§ RECORD EXCERPTS
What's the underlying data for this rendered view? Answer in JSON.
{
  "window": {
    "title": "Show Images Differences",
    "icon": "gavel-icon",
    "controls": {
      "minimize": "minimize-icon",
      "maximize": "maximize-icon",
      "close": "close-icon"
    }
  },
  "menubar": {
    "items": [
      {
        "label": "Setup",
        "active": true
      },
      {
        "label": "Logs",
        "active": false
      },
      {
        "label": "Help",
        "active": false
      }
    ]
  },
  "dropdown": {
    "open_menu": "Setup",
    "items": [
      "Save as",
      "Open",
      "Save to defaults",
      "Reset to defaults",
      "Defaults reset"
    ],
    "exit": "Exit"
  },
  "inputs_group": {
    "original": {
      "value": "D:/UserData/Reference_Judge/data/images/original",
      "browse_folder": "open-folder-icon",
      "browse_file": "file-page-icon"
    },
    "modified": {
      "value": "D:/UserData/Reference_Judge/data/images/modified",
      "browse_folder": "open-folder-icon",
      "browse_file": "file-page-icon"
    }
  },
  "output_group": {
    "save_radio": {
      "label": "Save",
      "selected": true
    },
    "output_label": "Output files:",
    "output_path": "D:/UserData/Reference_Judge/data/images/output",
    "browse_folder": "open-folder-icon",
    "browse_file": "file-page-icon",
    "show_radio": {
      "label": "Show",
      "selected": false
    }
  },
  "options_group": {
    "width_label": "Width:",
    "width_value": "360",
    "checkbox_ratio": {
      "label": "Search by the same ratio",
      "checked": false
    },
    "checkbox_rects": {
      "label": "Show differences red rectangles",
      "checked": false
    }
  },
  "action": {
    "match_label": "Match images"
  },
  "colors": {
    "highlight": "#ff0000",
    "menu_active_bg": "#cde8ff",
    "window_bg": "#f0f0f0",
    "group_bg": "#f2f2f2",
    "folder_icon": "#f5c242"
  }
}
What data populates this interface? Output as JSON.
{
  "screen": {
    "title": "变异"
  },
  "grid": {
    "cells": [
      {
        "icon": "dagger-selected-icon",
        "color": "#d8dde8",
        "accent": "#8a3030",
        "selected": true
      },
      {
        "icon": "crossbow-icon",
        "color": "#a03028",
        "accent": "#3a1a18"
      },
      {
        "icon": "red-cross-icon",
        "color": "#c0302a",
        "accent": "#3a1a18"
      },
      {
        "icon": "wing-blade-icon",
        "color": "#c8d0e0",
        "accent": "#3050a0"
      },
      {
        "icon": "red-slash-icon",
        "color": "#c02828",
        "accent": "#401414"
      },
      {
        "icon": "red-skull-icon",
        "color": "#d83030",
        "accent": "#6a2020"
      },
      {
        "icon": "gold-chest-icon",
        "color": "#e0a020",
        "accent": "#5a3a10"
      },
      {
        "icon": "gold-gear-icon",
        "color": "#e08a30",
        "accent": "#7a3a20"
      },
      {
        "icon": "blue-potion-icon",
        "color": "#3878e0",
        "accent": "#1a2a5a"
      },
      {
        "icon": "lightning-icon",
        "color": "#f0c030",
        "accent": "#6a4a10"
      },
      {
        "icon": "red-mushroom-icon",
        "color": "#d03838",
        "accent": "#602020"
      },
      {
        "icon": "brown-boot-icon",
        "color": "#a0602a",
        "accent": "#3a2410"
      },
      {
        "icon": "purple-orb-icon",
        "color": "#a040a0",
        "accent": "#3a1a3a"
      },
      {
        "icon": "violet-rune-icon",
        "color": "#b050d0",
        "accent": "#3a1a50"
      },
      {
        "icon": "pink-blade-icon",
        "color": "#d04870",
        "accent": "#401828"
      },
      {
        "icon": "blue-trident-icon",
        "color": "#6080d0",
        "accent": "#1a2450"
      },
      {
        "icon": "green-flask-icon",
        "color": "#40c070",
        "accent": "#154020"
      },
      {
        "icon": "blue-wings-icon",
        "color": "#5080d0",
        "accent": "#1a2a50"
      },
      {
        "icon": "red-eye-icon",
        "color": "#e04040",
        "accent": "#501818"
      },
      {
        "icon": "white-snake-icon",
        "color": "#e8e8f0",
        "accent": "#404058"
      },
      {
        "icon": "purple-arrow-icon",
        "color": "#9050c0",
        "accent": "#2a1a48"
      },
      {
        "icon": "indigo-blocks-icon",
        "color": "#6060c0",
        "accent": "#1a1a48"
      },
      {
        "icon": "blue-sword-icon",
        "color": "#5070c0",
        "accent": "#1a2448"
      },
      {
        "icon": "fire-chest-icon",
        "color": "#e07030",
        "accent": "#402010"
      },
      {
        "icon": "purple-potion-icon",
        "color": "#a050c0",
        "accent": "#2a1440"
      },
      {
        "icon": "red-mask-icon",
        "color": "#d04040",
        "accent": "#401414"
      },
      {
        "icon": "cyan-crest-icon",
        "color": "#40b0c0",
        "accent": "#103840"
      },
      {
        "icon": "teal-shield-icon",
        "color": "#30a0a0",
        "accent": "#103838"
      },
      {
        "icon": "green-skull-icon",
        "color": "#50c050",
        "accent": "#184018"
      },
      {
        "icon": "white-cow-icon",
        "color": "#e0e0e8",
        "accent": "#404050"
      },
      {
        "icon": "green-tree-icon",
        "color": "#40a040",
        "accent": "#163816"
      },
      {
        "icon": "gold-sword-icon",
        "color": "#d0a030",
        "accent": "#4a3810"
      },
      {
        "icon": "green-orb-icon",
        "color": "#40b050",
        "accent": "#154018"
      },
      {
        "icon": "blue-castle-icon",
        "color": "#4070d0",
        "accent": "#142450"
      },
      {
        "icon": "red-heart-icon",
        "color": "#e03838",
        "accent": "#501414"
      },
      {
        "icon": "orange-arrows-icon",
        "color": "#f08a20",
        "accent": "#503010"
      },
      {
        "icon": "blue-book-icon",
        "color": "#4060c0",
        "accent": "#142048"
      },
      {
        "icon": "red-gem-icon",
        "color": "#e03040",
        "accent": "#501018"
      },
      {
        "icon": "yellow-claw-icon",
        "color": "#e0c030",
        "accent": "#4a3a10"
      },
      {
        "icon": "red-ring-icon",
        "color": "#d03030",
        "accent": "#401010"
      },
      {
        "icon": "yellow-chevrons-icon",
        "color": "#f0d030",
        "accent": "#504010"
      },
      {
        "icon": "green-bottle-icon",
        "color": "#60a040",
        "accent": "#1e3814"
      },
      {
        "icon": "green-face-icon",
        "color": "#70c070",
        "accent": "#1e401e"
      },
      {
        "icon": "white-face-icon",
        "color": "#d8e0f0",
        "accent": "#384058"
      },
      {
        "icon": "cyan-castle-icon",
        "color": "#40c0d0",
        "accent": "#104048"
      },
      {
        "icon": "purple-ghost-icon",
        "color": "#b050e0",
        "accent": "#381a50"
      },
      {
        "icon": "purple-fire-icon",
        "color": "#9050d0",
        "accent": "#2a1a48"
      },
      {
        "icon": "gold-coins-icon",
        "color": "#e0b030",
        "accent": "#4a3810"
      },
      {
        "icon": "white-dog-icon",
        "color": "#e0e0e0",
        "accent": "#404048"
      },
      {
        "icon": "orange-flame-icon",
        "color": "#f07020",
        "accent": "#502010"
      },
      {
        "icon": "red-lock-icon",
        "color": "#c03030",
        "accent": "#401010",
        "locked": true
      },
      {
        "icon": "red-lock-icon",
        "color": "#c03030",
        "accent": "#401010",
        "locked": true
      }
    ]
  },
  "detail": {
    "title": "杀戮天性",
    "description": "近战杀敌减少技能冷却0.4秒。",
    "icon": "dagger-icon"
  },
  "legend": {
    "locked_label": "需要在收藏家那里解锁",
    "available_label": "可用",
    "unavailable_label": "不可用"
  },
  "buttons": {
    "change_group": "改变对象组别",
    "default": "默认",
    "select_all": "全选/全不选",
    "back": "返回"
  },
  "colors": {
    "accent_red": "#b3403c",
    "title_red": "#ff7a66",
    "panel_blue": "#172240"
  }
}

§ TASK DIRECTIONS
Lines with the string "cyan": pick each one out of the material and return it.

§ YOUR SOLUTION
        "icon": "cyan-crest-icon",
        "icon": "cyan-castle-icon",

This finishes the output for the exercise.